[[ Entries shown, beginning ]]
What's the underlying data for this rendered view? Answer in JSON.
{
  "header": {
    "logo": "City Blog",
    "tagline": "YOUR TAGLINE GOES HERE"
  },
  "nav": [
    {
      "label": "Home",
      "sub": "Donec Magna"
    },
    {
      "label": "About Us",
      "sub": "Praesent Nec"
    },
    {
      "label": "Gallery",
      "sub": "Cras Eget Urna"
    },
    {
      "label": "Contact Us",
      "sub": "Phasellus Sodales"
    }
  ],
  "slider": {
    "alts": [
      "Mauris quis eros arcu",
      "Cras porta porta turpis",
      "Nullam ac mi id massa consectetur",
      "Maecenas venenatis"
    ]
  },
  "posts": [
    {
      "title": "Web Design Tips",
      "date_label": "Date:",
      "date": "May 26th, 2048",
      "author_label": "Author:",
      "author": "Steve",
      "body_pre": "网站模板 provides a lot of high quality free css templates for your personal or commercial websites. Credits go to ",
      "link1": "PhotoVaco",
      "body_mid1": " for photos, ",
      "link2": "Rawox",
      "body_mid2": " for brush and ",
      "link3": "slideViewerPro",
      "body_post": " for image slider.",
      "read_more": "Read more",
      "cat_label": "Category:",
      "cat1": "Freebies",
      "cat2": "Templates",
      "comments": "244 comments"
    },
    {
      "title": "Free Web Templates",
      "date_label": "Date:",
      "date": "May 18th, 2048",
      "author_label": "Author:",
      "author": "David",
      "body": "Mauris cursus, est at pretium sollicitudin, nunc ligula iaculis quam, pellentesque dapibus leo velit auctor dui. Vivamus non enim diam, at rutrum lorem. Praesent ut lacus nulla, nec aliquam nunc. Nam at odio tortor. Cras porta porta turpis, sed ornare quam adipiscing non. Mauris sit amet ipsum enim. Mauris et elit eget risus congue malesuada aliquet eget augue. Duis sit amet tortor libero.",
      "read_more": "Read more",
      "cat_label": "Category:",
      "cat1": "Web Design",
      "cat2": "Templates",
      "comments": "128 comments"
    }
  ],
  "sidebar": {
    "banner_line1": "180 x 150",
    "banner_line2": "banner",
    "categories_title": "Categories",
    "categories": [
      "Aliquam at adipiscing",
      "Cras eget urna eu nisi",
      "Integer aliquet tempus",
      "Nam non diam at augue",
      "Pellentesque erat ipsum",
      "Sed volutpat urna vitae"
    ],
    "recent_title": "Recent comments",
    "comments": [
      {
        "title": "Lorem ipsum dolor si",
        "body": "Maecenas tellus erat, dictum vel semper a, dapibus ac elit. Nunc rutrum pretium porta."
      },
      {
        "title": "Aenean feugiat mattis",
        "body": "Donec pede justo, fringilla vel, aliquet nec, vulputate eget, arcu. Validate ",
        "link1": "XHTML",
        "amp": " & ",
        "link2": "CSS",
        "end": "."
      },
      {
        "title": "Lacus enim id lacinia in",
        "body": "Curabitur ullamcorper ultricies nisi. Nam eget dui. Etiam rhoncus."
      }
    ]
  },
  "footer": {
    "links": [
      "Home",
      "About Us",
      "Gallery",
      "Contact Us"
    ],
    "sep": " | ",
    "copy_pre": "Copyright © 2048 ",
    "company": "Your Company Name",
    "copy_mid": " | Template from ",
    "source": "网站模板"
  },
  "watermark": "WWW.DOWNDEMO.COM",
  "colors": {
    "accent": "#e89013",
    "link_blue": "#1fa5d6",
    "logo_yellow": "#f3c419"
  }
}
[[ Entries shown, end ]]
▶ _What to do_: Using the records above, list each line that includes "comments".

▶ _Solution for this task_:
      "comments": "244 comments"
      "comments": "128 comments"
    "recent_title": "Recent comments",
    "comments": [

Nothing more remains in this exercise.